As the High Court sat yesterday, the 41 asylum seekers already placed back in the arms of the Sri Lankan government and locked in Galle’s notorious high-security Boossa prison, were being arraigned in a magistrates court, facing up to five years’ jail on charges that include illegally leaving the country. Although nine children were released and 27 adults granted bail, there is a documented history of abuse, harassment and discrimination against the more than 1,000 Sri Lankan asylum seekers previously deported by this government and its Labor predecessor.
If the 153 refugees involved in the High Court case avoid that fate for now, their plight will be no better. The horrific conditions in Australia’s own detention camps were also highlighted yesterday by reports that at least 10 mothers locked up at Christmas Island had attempted to commit suicide after being told they would be sent to Nauru or Manus Island, in a bid to ensure that their children would be admitted to Australia.
Abbott immediately declared that his government would not succumb to “moral blackmail” by people threatening to kill themselves—recalling similar inhuman declarations by the Howard and Labor governments in the face of repeated protests, hunger strikes and suicide bids by detainees.
This bipartisan front was underscored by the comments of Labor’s shadow immigration minister, Richard Marles. He criticised the Abbott government for not taking the more “efficient” and “thorough” route—pioneered by the Gillard Labor government—of deporting Sri Lankan refugees via Christmas Island, Nauru or Manus. That, he said, would have prevented Australia’s international reputation being “trashed.”
The Greens, who were de facto partners in the last Labor government as it shredded every basic right of refugees, have voiced similar concerns for Australia’s image. The party’s immigration spokesperson, Senator Sarah Hanson-Young, vowed that the government’s belief that it can “act above the law” would be “tested in the parliament when the new Senate votes on a motion condemning their actions out on the high seas.”

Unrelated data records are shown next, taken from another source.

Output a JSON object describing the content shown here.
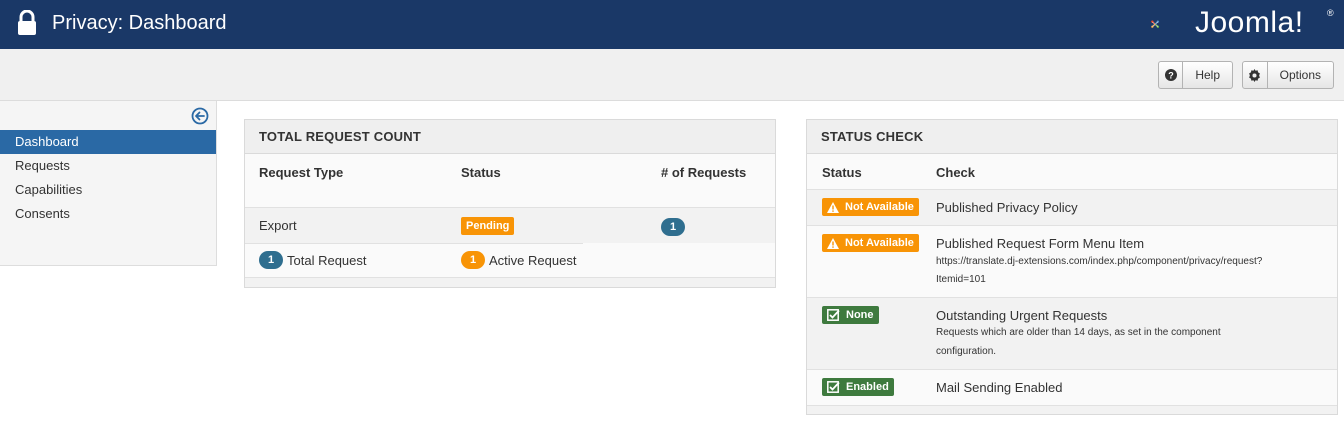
{
  "header": {
    "title": "Privacy: Dashboard",
    "logo_text": "Joomla!",
    "logo_reg": "®"
  },
  "toolbar": {
    "help_label": "Help",
    "options_label": "Options"
  },
  "sidebar": {
    "items": [
      {
        "label": "Dashboard",
        "active": true
      },
      {
        "label": "Requests"
      },
      {
        "label": "Capabilities"
      },
      {
        "label": "Consents"
      }
    ]
  },
  "request_count": {
    "title": "TOTAL REQUEST COUNT",
    "columns": [
      "Request Type",
      "Status",
      "# of Requests"
    ],
    "row": {
      "type": "Export",
      "status": "Pending",
      "count": "1"
    },
    "totals": {
      "total_count": "1",
      "total_label": "Total Request",
      "active_count": "1",
      "active_label": "Active Request"
    }
  },
  "status_check": {
    "title": "STATUS CHECK",
    "columns": [
      "Status",
      "Check"
    ],
    "rows": [
      {
        "status": "Not Available",
        "check": "Published Privacy Policy",
        "note": ""
      },
      {
        "status": "Not Available",
        "check": "Published Request Form Menu Item",
        "note_line1": "https://translate.dj-extensions.com/index.php/component/privacy/request?",
        "note_line2": "Itemid=101"
      },
      {
        "status": "None",
        "check": "Outstanding Urgent Requests",
        "note_line1": "Requests which are older than 14 days, as set in the component",
        "note_line2": "configuration."
      },
      {
        "status": "Enabled",
        "check": "Mail Sending Enabled"
      }
    ]
  },
  "colors": {
    "header_bg": "#1a3867",
    "accent": "#2a69a5",
    "warning": "#f89406",
    "success": "#3e7a3e"
  }
}
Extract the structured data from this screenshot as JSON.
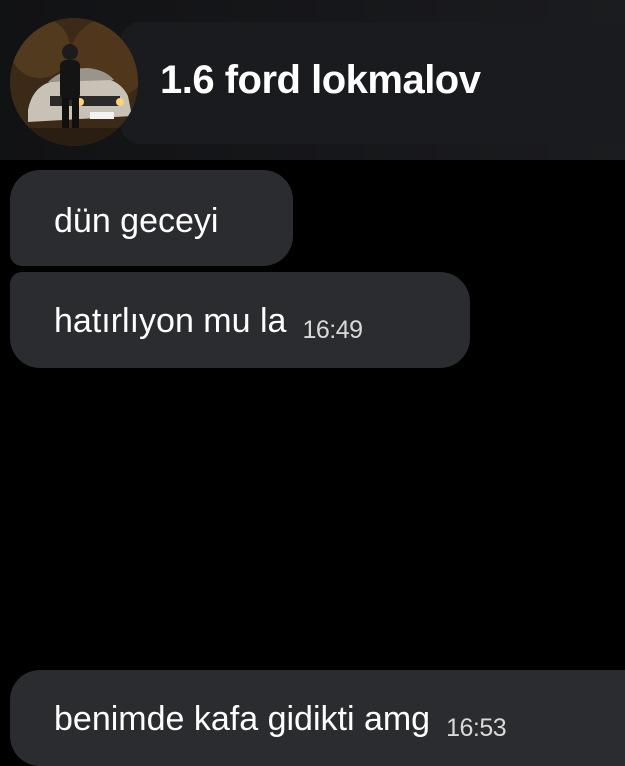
{
  "header": {
    "contact_name": "1.6 ford lokmalov",
    "avatar_icon": "profile-photo-car-night"
  },
  "messages": [
    {
      "text": "dün geceyi",
      "time": ""
    },
    {
      "text": "hatırlıyon mu la",
      "time": "16:49"
    },
    {
      "text": "benimde kafa gidikti amg",
      "time": "16:53"
    }
  ],
  "colors": {
    "background": "#000000",
    "bubble": "#2b2c30",
    "header": "#1a1b1e",
    "text": "#ffffff"
  }
}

No token parliamentary vote is going to defend the refugees. The historical record, including that of the Greens’ support for the Labor government, demonstrates that the whole establishment, including the courts, is complicit in the mounting crimes being committed against asylum seekers. The Socialist Equality Parties in Australia and Sri Lanka call on the working class to come to the defence of the refugees. (See: “Oppose Australia’s handover of refugees to Sri Lankan navy”).